▸ TASK ITEM:
Give every line of the data again, exactly as it is written.

▸ DATA SHOWN:

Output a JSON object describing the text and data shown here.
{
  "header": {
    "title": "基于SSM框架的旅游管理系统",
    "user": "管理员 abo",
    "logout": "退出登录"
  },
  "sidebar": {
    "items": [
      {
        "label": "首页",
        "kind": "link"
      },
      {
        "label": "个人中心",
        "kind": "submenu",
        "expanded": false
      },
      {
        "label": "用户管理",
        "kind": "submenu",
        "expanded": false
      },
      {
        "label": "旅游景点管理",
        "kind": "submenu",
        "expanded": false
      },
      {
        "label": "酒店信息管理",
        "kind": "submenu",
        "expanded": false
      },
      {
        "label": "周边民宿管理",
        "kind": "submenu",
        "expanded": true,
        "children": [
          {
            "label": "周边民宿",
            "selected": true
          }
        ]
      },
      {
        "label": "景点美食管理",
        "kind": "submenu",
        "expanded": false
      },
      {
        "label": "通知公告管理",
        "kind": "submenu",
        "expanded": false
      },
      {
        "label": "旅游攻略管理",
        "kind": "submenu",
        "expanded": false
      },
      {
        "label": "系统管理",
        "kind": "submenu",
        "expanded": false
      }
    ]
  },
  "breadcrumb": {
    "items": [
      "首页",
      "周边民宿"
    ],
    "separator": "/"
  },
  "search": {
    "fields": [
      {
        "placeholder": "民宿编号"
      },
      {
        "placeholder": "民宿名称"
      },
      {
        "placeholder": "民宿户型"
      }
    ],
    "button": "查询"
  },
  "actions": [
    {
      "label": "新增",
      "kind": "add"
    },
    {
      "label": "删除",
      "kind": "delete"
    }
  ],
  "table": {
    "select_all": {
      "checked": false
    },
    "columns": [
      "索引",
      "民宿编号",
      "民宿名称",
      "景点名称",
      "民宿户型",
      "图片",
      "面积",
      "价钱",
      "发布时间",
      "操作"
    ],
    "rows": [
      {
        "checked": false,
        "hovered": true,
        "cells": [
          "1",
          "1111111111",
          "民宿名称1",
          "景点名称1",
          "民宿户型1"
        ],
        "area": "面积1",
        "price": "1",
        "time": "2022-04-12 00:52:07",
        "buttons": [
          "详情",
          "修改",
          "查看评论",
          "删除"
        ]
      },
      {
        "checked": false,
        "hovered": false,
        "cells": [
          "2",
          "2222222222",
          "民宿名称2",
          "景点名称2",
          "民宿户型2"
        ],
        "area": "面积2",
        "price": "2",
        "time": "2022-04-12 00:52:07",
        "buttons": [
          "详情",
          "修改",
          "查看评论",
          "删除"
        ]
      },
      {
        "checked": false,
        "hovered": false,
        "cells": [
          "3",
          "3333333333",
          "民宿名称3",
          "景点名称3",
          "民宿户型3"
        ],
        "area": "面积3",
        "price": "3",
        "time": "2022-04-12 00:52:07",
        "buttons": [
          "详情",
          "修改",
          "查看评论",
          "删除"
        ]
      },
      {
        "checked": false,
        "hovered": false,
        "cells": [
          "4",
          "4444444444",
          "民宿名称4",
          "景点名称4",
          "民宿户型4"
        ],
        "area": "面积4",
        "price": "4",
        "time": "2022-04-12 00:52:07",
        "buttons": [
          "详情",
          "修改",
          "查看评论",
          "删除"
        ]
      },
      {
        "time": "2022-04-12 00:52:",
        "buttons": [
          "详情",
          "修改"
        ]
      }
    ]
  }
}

▸ EXPECTED ANSWER:
Output a JSON object describing the text and data shown here.
{
  "header": {
    "title": "基于SSM框架的旅游管理系统",
    "user": "管理员 abo",
    "logout": "退出登录"
  },
  "sidebar": {
    "items": [
      {
        "label": "首页",
        "kind": "link"
      },
      {
        "label": "个人中心",
        "kind": "submenu",
        "expanded": false
      },
      {
        "label": "用户管理",
        "kind": "submenu",
        "expanded": false
      },
      {
        "label": "旅游景点管理",
        "kind": "submenu",
        "expanded": false
      },
      {
        "label": "酒店信息管理",
        "kind": "submenu",
        "expanded": false
      },
      {
        "label": "周边民宿管理",
        "kind": "submenu",
        "expanded": true,
        "children": [
          {
            "label": "周边民宿",
            "selected": true
          }
        ]
      },
      {
        "label": "景点美食管理",
        "kind": "submenu",
        "expanded": false
      },
      {
        "label": "通知公告管理",
        "kind": "submenu",
        "expanded": false
      },
      {
        "label": "旅游攻略管理",
        "kind": "submenu",
        "expanded": false
      },
      {
        "label": "系统管理",
        "kind": "submenu",
        "expanded": false
      }
    ]
  },
  "breadcrumb": {
    "items": [
      "首页",
      "周边民宿"
    ],
    "separator": "/"
  },
  "search": {
    "fields": [
      {
        "placeholder": "民宿编号"
      },
      {
        "placeholder": "民宿名称"
      },
      {
        "placeholder": "民宿户型"
      }
    ],
    "button": "查询"
  },
  "actions": [
    {
      "label": "新增",
      "kind": "add"
    },
    {
      "label": "删除",
      "kind": "delete"
    }
  ],
  "table": {
    "select_all": {
      "checked": false
    },
    "columns": [
      "索引",
      "民宿编号",
      "民宿名称",
      "景点名称",
      "民宿户型",
      "图片",
      "面积",
      "价钱",
      "发布时间",
      "操作"
    ],
    "rows": [
      {
        "checked": false,
        "hovered": true,
        "cells": [
          "1",
          "1111111111",
          "民宿名称1",
          "景点名称1",
          "民宿户型1"
        ],
        "area": "面积1",
        "price": "1",
        "time": "2022-04-12 00:52:07",
        "buttons": [
          "详情",
          "修改",
          "查看评论",
          "删除"
        ]
      },
      {
        "checked": false,
        "hovered": false,
        "cells": [
          "2",
          "2222222222",
          "民宿名称2",
          "景点名称2",
          "民宿户型2"
        ],
        "area": "面积2",
        "price": "2",
        "time": "2022-04-12 00:52:07",
        "buttons": [
          "详情",
          "修改",
          "查看评论",
          "删除"
        ]
      },
      {
        "checked": false,
        "hovered": false,
        "cells": [
          "3",
          "3333333333",
          "民宿名称3",
          "景点名称3",
          "民宿户型3"
        ],
        "area": "面积3",
        "price": "3",
        "time": "2022-04-12 00:52:07",
        "buttons": [
          "详情",
          "修改",
          "查看评论",
          "删除"
        ]
      },
      {
        "checked": false,
        "hovered": false,
        "cells": [
          "4",
          "4444444444",
          "民宿名称4",
          "景点名称4",
          "民宿户型4"
        ],
        "area": "面积4",
        "price": "4",
        "time": "2022-04-12 00:52:07",
        "buttons": [
          "详情",
          "修改",
          "查看评论",
          "删除"
        ]
      },
      {
        "time": "2022-04-12 00:52:",
        "buttons": [
          "详情",
          "修改"
        ]
      }
    ]
  }
}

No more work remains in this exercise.